## [What you should do]
Say the number of lines in the records below that hold the word "selected", and only that number.

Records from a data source
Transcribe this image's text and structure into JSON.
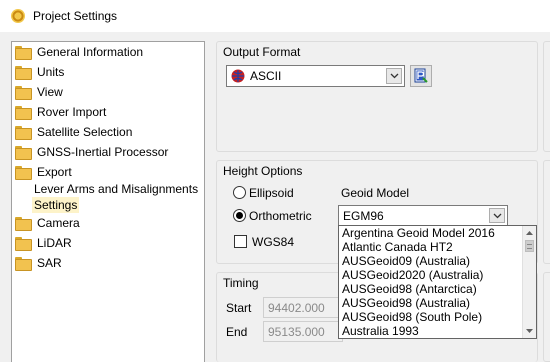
{
  "window": {
    "title": "Project Settings",
    "icon": "gear-icon"
  },
  "tree": {
    "items": [
      {
        "label": "General Information"
      },
      {
        "label": "Units"
      },
      {
        "label": "View"
      },
      {
        "label": "Rover Import"
      },
      {
        "label": "Satellite Selection"
      },
      {
        "label": "GNSS-Inertial Processor"
      },
      {
        "label": "Export"
      },
      {
        "label": "Lever Arms and Misalignments"
      },
      {
        "label": "Settings",
        "selected": true
      },
      {
        "label": "Camera"
      },
      {
        "label": "LiDAR"
      },
      {
        "label": "SAR"
      }
    ]
  },
  "output_format": {
    "title": "Output Format",
    "value": "ASCII"
  },
  "height_options": {
    "title": "Height Options",
    "ellipsoid_label": "Ellipsoid",
    "orthometric_label": "Orthometric",
    "selected": "Orthometric",
    "wgs84_label": "WGS84",
    "wgs84_checked": false,
    "geoid_label": "Geoid Model",
    "geoid_value": "EGM96",
    "geoid_options": [
      "Argentina Geoid Model 2016",
      "Atlantic Canada HT2",
      "AUSGeoid09 (Australia)",
      "AUSGeoid2020 (Australia)",
      "AUSGeoid98 (Antarctica)",
      "AUSGeoid98 (Australia)",
      "AUSGeoid98 (South Pole)",
      "Australia 1993"
    ]
  },
  "timing": {
    "title": "Timing",
    "start_label": "Start",
    "start_value": "94402.000",
    "end_label": "End",
    "end_value": "95135.000"
  }
}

## [Exercise response]
2